Max’s comments on In re Veal:
The remarkable aspect of the Veal decision is that the Bankruptcy Appellate Panel discusses almost every issue that comes into play when an alleged secured residential mortgage creditor is seeking to assert a claim or secure relief in a consumer’s Chapter 13 bankruptcy case. For example, the Court discusses the issues of Constitutional standing, prudential standing, the real party in interest issue, the relationship of both Articles 3 and 9 of the Uniform Commercial Code to the sale and transfer of mortgage notes, and then brings all of these theories together under the central concept of who is the “person entitled to enforce the note.”
The Court also applies some basic evidentiary rules to the facts of this case and dismisses as it should have the argument that by listing American Home on the sworn schedules the debtors some how admitted that American Home was the “party or the designated agent of the party entitled to enforce the note.” And, the truly bizarre aspect of the evidence presented by American Home, was that its attorneys believe that an unauthenticated and non-sworn letter would withstand any type of evidentiary objection.
The legal implications of the decision arise out to the fact that the Court held that the Servicer (American Home) failed to prove that it held any legal rights to even file a sworn proof of claim for the party “entitled to enforce the note.” The Court also noted that the contested case created by the Veals’ filing of an Objection to the proof of claim could result in a binding final decision on whether or not the party entitled to enforce the note held or did not hold a “secured claim” in bankruptcy or outside of the bankruptcy case. The legal impact of a successful objection by the Veals would be to turn this claim from a loan secured by a mortgage on their home to a general unsecured claim that might not even be allowable in their bankruptcy case. The lack of evidence submitted by American Home in this case is appalling to say the least but typical of what is normally filed by mortgage servicers in consumer bankruptcy cases.
The truly extraordinary thing about the decision, however, is that the the motion for relief from the bankruptcy case so as to proceed with a state court foreclosure was not filed by the mortgage servicer but by the mortgage-backed securitized trust that allegedly held and owned the Veals’ mortgage note (Wells Fargo Bank, N.A., as Trustee for Option One Mortgage Loan Trust 2006-3 Asset-Backed Certificates, Series 2006-3). And, in reversing the Bankruptcy Courts order granting such relief, the Appellate Panel held that the Trust had failed to provide even minimal proof that it was the “person entitled to enforce the note” and therefore did not have standing to seek relief from the bankruptcy case.
The legal representation provided to the Veals in this case by Joe Volin and his law firm demonstrated a high level of knowledge in the complex law of mortgage securitization as well as a solid understating of the rules of evidence and standing in federal court proceedings.

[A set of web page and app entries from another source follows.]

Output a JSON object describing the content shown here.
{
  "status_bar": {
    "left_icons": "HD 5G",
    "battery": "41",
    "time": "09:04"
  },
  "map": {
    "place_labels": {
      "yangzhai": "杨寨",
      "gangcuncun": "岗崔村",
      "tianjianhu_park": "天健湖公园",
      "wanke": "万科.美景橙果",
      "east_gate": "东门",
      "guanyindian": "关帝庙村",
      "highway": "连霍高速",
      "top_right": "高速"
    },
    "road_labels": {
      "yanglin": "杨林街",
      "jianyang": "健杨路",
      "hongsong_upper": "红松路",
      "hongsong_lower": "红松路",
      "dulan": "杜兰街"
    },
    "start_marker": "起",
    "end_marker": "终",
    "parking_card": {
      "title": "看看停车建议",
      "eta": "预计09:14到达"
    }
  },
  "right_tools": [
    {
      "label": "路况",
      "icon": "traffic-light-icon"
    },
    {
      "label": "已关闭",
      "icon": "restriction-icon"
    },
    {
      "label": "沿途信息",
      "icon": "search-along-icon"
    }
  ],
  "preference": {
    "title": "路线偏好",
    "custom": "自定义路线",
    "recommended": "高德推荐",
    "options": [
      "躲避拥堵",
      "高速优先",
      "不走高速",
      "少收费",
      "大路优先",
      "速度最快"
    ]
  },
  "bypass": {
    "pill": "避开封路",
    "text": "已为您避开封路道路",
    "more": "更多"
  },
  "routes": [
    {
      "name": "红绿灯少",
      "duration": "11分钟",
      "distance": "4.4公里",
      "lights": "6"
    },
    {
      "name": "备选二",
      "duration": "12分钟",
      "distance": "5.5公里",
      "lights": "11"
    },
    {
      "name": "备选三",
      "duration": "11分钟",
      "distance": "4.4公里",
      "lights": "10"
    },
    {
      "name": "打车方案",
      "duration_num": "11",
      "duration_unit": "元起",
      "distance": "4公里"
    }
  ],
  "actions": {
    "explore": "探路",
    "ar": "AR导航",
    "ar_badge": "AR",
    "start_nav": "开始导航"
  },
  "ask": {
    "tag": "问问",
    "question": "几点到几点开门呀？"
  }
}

It is not an easy proposition to secure the reversal of a bankruptcy court ruling on an objection to proof of claim and it is rare to secure a reversal of a relief from stay ruling in the same case.